▶ [Assignment]: Within the records, which lines hold the string "icon"? Report each one by copying it.
** Information shown follows **
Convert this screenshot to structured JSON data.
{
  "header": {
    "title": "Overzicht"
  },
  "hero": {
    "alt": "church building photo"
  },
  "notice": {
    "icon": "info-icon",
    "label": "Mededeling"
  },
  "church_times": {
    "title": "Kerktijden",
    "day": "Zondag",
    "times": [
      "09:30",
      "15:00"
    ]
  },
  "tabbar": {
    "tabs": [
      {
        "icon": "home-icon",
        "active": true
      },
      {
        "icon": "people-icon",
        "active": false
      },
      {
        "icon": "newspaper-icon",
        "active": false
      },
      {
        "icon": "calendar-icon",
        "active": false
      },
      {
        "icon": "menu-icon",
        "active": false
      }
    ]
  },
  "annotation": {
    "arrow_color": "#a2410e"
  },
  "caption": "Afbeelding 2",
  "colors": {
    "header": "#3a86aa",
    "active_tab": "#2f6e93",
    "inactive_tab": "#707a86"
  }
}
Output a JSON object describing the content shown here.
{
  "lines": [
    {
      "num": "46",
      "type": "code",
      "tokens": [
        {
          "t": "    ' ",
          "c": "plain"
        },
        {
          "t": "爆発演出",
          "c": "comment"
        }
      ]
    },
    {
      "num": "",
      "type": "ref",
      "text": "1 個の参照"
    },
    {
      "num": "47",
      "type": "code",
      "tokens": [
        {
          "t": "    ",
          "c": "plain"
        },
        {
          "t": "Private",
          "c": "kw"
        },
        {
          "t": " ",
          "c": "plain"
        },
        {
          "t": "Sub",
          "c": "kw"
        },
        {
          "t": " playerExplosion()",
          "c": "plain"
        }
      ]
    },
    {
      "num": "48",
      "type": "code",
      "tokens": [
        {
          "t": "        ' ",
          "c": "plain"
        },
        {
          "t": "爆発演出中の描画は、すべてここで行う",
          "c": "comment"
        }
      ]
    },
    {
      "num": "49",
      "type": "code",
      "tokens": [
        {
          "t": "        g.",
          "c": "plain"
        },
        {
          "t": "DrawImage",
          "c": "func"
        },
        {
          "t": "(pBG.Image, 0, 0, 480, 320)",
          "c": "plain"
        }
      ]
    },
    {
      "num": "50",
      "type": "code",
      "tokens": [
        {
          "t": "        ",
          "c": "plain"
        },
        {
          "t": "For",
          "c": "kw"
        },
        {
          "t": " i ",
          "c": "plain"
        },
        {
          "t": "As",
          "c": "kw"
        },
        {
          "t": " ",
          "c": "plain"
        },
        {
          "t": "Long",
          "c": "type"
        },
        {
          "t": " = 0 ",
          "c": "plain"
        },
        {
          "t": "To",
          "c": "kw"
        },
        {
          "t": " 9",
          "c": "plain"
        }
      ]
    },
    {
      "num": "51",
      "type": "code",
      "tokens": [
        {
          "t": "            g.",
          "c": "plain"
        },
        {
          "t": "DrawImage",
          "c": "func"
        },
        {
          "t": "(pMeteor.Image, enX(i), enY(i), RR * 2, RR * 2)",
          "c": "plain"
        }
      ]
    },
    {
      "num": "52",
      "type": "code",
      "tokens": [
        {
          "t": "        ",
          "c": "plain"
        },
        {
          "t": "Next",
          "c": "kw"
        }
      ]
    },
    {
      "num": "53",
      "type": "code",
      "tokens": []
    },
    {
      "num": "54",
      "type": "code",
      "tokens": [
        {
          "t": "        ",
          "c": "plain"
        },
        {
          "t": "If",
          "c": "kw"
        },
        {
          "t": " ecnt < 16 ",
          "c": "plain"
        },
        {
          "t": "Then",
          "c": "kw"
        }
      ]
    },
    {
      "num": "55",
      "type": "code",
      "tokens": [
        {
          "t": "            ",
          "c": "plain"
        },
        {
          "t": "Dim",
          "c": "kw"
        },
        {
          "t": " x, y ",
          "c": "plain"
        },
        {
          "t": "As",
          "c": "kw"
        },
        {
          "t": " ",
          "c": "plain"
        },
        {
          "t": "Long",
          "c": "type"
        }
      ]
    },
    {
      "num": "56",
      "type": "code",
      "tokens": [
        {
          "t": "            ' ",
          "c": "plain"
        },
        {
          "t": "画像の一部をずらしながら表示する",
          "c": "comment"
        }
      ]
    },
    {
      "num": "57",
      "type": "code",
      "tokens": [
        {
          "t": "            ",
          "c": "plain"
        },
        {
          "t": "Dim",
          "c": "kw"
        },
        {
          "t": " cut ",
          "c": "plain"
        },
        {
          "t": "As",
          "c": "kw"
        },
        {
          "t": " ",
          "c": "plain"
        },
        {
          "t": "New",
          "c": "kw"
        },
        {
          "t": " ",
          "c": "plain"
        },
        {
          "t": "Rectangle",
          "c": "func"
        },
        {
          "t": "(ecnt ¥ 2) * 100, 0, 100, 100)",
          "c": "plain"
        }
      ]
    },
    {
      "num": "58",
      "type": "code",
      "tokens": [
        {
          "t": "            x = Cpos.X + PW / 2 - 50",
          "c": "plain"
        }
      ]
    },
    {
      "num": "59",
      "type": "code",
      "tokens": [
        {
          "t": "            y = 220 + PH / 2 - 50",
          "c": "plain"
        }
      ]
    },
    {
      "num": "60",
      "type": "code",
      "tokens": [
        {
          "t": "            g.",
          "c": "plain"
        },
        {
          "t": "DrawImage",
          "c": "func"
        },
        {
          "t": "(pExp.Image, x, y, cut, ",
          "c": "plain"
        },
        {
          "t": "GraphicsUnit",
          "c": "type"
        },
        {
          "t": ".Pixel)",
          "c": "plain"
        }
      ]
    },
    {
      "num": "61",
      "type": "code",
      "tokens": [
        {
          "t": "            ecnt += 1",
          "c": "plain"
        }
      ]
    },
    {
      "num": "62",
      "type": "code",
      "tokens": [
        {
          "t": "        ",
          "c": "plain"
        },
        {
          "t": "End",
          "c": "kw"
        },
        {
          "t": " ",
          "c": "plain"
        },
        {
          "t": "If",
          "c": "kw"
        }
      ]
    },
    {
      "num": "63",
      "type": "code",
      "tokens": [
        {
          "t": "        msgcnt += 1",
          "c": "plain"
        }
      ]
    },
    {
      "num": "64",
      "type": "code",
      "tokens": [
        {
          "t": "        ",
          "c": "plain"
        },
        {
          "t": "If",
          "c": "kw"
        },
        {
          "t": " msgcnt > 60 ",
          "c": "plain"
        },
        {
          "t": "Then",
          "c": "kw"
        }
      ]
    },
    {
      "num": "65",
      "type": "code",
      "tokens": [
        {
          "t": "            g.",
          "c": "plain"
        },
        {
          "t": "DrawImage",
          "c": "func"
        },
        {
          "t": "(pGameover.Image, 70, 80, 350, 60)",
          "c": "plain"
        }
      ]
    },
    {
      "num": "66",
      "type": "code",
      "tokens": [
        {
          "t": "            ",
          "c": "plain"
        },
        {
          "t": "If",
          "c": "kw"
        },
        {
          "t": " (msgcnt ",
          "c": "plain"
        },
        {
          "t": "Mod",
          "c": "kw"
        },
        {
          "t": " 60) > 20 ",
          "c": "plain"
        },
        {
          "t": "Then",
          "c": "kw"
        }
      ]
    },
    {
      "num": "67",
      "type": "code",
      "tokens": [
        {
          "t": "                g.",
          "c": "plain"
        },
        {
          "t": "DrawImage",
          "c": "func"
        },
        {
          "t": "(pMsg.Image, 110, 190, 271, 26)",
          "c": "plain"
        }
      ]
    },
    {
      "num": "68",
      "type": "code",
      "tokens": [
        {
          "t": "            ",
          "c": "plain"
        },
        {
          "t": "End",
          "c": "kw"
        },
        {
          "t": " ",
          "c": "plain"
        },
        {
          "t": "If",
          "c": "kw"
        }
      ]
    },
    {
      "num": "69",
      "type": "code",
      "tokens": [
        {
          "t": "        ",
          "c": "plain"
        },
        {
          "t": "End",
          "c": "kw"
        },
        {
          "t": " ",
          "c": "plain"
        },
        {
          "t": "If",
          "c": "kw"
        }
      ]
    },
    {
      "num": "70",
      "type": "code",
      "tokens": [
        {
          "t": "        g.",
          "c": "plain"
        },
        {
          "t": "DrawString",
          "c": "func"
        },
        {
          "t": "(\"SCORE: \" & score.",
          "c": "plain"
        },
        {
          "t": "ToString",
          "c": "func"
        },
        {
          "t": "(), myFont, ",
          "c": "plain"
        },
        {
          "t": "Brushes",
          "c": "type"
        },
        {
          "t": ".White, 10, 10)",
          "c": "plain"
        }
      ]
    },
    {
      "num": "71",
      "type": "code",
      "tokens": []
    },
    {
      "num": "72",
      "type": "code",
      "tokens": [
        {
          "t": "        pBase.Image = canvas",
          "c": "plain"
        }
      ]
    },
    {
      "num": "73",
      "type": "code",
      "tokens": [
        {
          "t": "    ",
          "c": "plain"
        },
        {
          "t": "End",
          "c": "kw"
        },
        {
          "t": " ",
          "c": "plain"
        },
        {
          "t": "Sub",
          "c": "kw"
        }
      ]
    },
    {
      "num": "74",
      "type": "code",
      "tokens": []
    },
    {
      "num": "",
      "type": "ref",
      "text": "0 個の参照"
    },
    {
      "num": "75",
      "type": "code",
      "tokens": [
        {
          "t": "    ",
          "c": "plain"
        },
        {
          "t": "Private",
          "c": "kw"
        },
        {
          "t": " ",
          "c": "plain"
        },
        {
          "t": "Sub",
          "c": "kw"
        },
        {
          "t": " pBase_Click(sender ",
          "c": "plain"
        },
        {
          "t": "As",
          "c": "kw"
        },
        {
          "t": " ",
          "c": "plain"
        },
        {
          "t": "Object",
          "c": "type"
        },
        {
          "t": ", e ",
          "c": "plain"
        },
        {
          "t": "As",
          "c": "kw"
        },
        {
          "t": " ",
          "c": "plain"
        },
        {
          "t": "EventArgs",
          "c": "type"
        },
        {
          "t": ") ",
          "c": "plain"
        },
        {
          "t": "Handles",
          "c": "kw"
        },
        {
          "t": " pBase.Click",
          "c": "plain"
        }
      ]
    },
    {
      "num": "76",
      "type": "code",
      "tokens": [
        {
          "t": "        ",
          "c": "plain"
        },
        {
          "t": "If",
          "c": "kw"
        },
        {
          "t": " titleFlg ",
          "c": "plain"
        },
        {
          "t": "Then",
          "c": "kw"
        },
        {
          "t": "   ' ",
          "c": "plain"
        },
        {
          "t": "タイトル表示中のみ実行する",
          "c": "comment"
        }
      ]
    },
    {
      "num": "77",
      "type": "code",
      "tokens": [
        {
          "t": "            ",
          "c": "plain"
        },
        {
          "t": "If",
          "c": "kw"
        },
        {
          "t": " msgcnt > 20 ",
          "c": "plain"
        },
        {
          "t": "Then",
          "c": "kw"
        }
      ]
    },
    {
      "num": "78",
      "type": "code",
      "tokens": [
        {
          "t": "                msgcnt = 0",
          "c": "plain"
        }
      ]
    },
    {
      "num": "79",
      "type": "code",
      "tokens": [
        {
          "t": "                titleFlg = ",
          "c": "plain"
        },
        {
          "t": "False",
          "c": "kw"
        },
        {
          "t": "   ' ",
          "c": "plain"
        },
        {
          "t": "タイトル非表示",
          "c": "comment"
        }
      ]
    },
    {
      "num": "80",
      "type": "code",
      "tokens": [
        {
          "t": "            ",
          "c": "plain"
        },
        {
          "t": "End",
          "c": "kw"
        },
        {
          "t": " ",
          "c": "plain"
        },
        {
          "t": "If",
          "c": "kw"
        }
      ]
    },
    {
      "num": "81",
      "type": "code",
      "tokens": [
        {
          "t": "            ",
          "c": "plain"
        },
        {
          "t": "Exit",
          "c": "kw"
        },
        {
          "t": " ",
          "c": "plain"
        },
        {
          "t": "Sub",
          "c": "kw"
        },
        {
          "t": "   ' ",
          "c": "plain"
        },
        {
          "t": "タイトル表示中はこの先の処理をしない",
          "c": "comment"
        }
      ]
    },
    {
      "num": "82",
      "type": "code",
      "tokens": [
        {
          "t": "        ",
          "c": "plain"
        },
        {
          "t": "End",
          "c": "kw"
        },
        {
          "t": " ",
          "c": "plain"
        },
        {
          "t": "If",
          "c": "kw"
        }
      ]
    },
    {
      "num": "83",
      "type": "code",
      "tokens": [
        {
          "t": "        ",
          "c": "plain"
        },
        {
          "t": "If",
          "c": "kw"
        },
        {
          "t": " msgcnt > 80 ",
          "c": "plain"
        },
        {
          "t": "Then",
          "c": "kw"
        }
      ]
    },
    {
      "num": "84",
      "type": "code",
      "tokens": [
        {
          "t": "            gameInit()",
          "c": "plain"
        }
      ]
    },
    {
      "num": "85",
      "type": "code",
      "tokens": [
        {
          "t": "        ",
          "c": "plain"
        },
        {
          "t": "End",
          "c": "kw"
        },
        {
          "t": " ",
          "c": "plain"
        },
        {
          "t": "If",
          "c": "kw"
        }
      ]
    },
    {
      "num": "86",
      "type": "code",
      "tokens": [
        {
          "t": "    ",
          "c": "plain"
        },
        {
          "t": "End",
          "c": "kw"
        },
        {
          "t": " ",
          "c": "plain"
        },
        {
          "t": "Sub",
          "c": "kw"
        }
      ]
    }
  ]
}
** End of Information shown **
▶ [Response below]:
    "icon": "info-icon",
        "icon": "home-icon",
        "icon": "people-icon",
        "icon": "newspaper-icon",
        "icon": "calendar-icon",
        "icon": "menu-icon",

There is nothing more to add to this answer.